Do We Really Need to Take 10,000 Steps a Day for Our Health?

By E. Dylan Mayer

If you are into personal fitness and have ever used a fitness tracking device or app, chances are you’ve heard that taking 10,000 steps per day is recommended. Have you ever asked yourself, who came up with this number? Interestingly this number is not based on science.

Dr. I-Min Lee, a professor of epidemiology at Harvard, and an expert on step counts and health, claims that the 10,000-step target became popular in Japan during the 1964 Tokyo Olympic Games. A clock maker mass-produced a pedometer with a name that translated to “10,000-steps meter”. This name, he believes, became rooted in the fitness industry, and therefore in our fitness trackers.

What Does the Science Say?

10,000 steps, or ~5 miles, takes the average human 1:15 – 1:30 minutes, and I can assure you that the vast majority of Americans do not meet that number, nor even half of it. According to recent estimates, most adults in North America and other Western nations average fewer than 5,000 steps per day. A 2019 study from Dr. Lee and her team found that women in their 70s who managed as few as 4,400 steps per day, reduced their risk of premature death by ~40%, compared to women completing 2,700 steps or fewer per day. The risk for premature death continued to drop for women walking more than 5,000 steps per day, but these benefits topped out at 7,500 daily steps. This study included a sample size of over 16,500 US women who agreed to participate by wearing an accelerometer during waking hours for 7 days between 2011 and 2015.

Another study looking at both women and men also found that 10,000 steps per day are not required for longevity. In this 2020 study, 4,840 participants aged 40 and older wore accelerometers for 7 days. The researchers found that those who walked for 8,000 steps per day were about half as likely to die prematurely from heart disease or any other cause as those who walked 4,000 steps. However, those who passed 8,000 steps per day were not negatively impacted, but rather the extra steps did not provide a statistically significant difference from those who only had 8,000 steps per day.

While the 10,000-step count may not be completely science-backed, getting outside (or onto a treadmill), and getting your 7,500 – 8,000 steps in per day is definitely manageable for the majority of people, and can do nothing but benefit your health. Unfortunately, the current guidelines in the United States state (at least 150 minutes of exercise per week, which would come out to ~16,000 steps per week, or ~2,500 steps per day) is far below where we see substantial health benefits.

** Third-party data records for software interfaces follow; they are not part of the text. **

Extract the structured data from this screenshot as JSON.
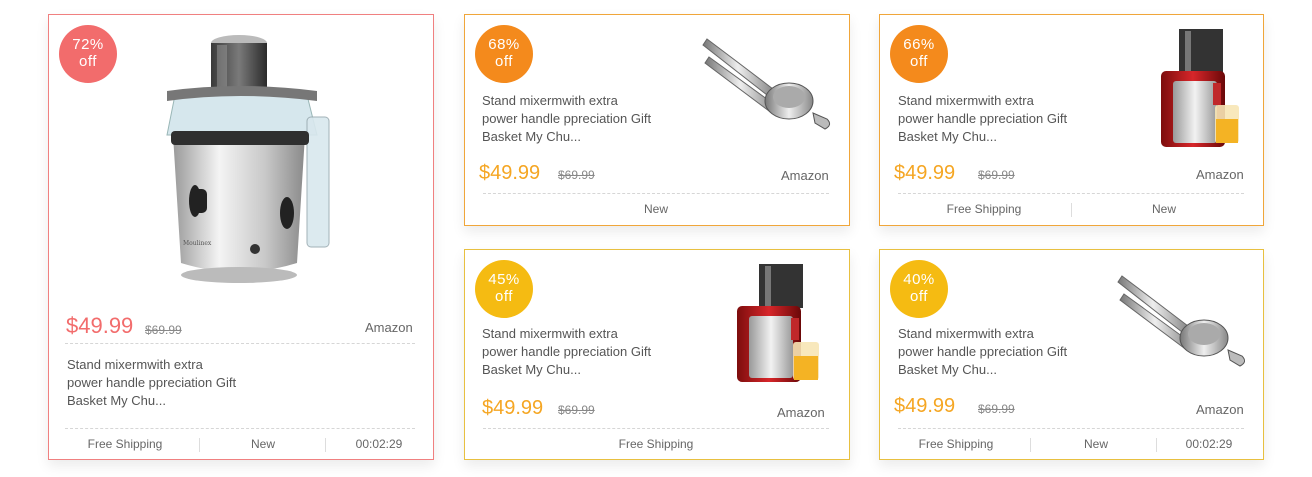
{
  "colors": {
    "red": "#f26c6c",
    "orange": "#f48a1c",
    "amber": "#f5a623",
    "yellow": "#f5bb12"
  },
  "cards": [
    {
      "badge_pct": "72%",
      "badge_off": "off",
      "title": [
        "Stand mixermwith extra",
        "power handle ppreciation Gift",
        "Basket My Chu..."
      ],
      "price": "$49.99",
      "old_price": "$69.99",
      "store": "Amazon",
      "footer": [
        "Free Shipping",
        "New",
        "00:02:29"
      ],
      "icon": "juicer-silver-icon"
    },
    {
      "badge_pct": "68%",
      "badge_off": "off",
      "title": [
        "Stand mixermwith extra",
        "power handle ppreciation Gift",
        "Basket My Chu..."
      ],
      "price": "$49.99",
      "old_price": "$69.99",
      "store": "Amazon",
      "footer": [
        "New"
      ],
      "icon": "lemon-squeezer-icon"
    },
    {
      "badge_pct": "66%",
      "badge_off": "off",
      "title": [
        "Stand mixermwith extra",
        "power handle ppreciation Gift",
        "Basket My Chu..."
      ],
      "price": "$49.99",
      "old_price": "$69.99",
      "store": "Amazon",
      "footer": [
        "Free Shipping",
        "New"
      ],
      "icon": "juicer-red-icon"
    },
    {
      "badge_pct": "45%",
      "badge_off": "off",
      "title": [
        "Stand mixermwith extra",
        "power handle ppreciation Gift",
        "Basket My Chu..."
      ],
      "price": "$49.99",
      "old_price": "$69.99",
      "store": "Amazon",
      "footer": [
        "Free Shipping"
      ],
      "icon": "juicer-red-icon"
    },
    {
      "badge_pct": "40%",
      "badge_off": "off",
      "title": [
        "Stand mixermwith extra",
        "power handle ppreciation Gift",
        "Basket My Chu..."
      ],
      "price": "$49.99",
      "old_price": "$69.99",
      "store": "Amazon",
      "footer": [
        "Free Shipping",
        "New",
        "00:02:29"
      ],
      "icon": "lemon-squeezer-icon"
    }
  ]
}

Perhaps that is a reason why the US obesity prevalence was 42.4% in 2017-2018 and undoubtedly increased since then; but let’s save that topic for another article.

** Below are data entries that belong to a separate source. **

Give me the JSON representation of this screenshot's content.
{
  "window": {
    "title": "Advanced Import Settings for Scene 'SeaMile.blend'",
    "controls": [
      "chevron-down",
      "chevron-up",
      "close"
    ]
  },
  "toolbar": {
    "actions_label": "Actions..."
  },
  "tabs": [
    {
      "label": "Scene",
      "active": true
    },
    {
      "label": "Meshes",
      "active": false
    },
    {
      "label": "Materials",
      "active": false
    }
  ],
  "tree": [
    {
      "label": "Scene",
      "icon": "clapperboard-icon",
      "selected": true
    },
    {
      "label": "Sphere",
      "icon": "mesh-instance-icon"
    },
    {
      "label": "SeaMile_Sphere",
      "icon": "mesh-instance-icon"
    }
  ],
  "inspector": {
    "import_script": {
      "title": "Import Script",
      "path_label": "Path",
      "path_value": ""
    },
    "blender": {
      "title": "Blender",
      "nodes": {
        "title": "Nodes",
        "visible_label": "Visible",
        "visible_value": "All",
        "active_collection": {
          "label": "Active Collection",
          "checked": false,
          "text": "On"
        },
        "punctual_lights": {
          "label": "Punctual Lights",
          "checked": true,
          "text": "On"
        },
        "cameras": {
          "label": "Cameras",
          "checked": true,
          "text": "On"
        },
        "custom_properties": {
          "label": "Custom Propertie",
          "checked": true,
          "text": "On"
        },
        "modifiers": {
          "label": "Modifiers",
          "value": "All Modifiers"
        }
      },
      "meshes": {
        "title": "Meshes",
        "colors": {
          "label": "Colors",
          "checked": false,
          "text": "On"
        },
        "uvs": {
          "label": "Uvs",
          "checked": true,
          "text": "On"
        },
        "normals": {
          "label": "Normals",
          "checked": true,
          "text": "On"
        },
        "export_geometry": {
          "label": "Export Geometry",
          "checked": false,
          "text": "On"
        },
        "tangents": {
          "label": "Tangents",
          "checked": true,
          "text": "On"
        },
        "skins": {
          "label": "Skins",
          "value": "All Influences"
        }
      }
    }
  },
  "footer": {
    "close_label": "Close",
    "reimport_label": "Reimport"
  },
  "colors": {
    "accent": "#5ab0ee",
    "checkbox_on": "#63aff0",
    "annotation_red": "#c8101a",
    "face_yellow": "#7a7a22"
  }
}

E. Dylan Mayer is a recent graduate from the University of Colorado at Boulder with a major in Neuroscience and a minor in Business. He is fascinated by the connections between the health of the planet, the soil, the food that we eat and our own health.